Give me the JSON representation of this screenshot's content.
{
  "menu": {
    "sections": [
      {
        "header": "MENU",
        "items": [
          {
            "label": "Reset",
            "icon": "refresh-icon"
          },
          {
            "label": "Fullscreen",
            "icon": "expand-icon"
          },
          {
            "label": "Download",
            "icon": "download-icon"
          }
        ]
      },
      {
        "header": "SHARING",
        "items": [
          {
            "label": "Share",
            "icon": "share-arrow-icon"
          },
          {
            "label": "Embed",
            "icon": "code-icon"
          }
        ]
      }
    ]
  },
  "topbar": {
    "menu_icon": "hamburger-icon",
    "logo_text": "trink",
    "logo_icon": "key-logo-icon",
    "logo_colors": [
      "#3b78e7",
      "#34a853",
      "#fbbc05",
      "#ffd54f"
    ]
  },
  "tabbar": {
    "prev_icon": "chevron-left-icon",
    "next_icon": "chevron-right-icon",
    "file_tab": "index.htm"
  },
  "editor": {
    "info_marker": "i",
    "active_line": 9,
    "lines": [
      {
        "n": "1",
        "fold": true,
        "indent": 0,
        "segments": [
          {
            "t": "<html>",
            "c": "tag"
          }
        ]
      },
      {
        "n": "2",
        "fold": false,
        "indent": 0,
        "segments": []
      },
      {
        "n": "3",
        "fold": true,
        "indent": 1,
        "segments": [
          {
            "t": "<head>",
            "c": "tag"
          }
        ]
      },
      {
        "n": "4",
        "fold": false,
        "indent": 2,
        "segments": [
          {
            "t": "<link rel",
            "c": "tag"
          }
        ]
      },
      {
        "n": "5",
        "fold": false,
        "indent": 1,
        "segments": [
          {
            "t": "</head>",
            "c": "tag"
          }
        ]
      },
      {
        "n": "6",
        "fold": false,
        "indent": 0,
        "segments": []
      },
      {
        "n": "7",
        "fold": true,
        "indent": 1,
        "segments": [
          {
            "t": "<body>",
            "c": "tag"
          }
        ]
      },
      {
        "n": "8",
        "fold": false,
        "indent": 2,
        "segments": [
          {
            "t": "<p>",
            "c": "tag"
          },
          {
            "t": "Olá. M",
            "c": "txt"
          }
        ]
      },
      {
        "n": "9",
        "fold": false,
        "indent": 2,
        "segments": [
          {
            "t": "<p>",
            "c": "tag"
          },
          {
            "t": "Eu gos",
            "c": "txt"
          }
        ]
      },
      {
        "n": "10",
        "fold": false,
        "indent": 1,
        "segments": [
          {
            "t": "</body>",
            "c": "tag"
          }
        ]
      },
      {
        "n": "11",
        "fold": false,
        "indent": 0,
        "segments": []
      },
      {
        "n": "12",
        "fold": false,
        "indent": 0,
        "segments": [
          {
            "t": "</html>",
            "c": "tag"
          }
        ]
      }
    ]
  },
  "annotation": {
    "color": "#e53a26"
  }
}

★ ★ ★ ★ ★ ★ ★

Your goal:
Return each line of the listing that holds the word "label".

Solution to this problem:
            "label": "Reset",
            "label": "Fullscreen",
            "label": "Download",
            "label": "Share",
            "label": "Embed",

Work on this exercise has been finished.